Girls choosing low-paid careers subjects rather than STEM

editorial image
0
Have your say

Despite girls outperforming boys in “male-dominated” subjects in Scotland’s schools, a hugely disproportionate number are drawn to qualifications associated with lower-paid jobs, a report reveals.

Research shows girls are largely avoiding STEM subjects such as engineering science and computing science - totalling just 8 and 15 per cent of Higher entries respectively.

In contrast girls provide the overwhelming majority of Higher entries in childcare and development (95 per cent) and care (92 per cent).

The figures from the Scottish Government’s report - Learner Journey focussing on education and training for 15-24-year-olds, has prompted calls for female pupils to have more STEM (science, technology, education and maths) role models.

Dr Patrycja Kupiec, director of YWCA Scotland, said girls appeared put off STEM subjects as they progressed through school.

“Girls should feel like they can study any subject, whether it is dance or engineering science...but at some point in their learner journey, they don’t feel comfortable pursuing Stem subjects - and that is certainly not because of lack of ability.”

Ms Kupiec added that high-achieving women Stem achievers such as Jocelyn Bell Burnell, Sabrina Pasterski and Hedy Lamarr, were not talked about enough, something her organisation’s 30 under 30 campaign, profiling inspiring young women from Scotland was aiming to rectify.

In school qualifications, although there are slightly fewer female pupils in secondary schools, they provide 55 per cent of entries at both Higher and Advanced Highers. Girls also do better than boys in STEM subjects.
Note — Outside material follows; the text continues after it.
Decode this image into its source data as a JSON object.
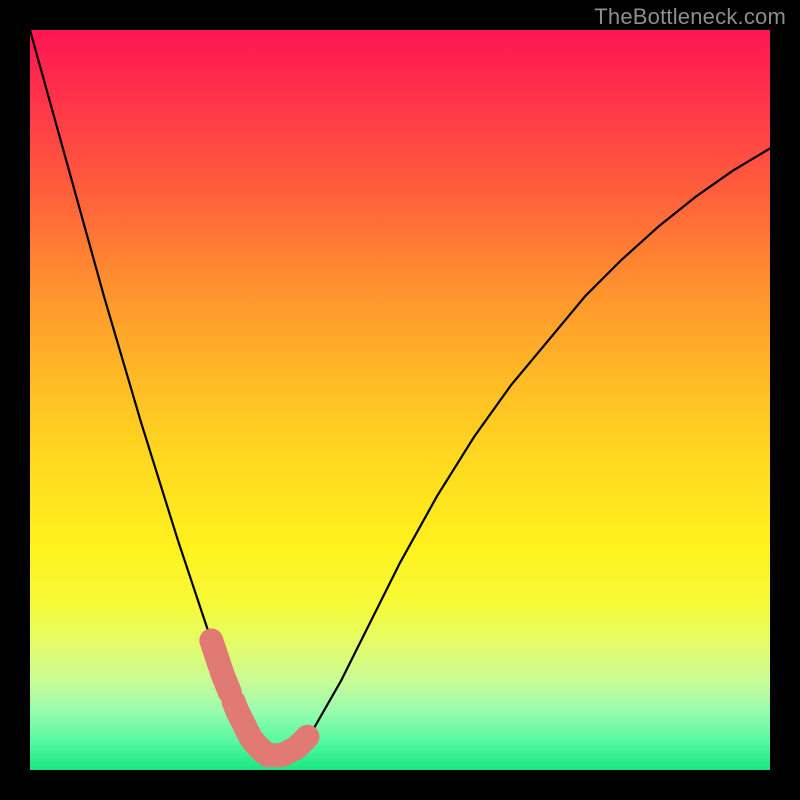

Meanwhile boys feature strongly in lower-level qualifications, such as National 2, with 62 per cent of entries.

Kate Farrell, a computing science teacher and committee member of Computing at School Scotland said that IT careers could be a well-paid career choice, with four out of 10 top-paid jobs in 2017 being in IT.

“Even though low numbers of females study computing science, those who do outperform their male peers.

“Unfortunately, somehow our culture and media is persuading girls around P7-S2 that it isn’t for them, that it’s a boy’s thing.

“This has been true since the 1980s, when home computers became affordable but were marketed at boys.”

Meanwhile John Forsyth, policy manager at Families Need Fathers Scotland, called on the Scottish Government to conduct an urgent analysis of the disparities between male and female school attainment.